• What needs to be done: Reply with one number only: the count of lines below that contain the word "建筑业企业资质管理规定".

╭─ Extracted data

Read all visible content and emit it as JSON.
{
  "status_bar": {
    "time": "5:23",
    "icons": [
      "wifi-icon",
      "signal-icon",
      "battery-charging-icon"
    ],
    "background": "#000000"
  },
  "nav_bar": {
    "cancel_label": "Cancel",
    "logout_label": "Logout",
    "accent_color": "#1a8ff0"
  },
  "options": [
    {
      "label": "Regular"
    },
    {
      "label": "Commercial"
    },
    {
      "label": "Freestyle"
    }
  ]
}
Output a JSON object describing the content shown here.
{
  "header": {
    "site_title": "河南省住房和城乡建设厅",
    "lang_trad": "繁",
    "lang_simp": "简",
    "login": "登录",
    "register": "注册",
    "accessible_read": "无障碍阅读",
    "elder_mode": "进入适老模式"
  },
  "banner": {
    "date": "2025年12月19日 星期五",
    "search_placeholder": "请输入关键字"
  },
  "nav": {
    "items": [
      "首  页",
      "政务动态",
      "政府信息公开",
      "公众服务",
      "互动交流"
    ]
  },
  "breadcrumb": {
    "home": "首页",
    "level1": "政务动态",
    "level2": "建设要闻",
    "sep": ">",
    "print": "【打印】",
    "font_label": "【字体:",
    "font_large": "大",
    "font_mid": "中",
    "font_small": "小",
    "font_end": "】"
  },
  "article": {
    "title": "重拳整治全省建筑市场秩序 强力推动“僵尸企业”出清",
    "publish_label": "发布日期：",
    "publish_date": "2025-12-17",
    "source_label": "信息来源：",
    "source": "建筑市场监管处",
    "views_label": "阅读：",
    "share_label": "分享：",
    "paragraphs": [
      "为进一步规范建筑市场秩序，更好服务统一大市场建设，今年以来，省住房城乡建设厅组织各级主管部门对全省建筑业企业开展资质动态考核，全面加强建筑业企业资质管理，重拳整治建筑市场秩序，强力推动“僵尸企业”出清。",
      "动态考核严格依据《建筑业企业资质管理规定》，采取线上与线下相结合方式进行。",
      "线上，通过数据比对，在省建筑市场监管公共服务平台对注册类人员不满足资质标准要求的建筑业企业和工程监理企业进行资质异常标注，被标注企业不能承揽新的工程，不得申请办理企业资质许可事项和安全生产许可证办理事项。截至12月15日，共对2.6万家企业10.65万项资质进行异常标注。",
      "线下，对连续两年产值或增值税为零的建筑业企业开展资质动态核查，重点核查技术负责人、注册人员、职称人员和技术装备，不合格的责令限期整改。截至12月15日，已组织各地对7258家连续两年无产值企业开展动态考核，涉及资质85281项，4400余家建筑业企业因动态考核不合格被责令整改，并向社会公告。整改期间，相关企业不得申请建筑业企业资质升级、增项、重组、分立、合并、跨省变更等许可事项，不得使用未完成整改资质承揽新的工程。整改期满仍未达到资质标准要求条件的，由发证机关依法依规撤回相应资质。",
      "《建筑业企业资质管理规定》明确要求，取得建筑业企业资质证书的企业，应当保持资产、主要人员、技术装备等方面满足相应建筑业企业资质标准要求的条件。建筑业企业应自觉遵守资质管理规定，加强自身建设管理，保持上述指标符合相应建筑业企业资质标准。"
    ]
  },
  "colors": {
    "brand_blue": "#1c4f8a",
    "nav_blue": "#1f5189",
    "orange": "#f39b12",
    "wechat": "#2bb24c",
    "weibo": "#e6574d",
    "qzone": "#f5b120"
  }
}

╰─

• Answer to the exercise: 2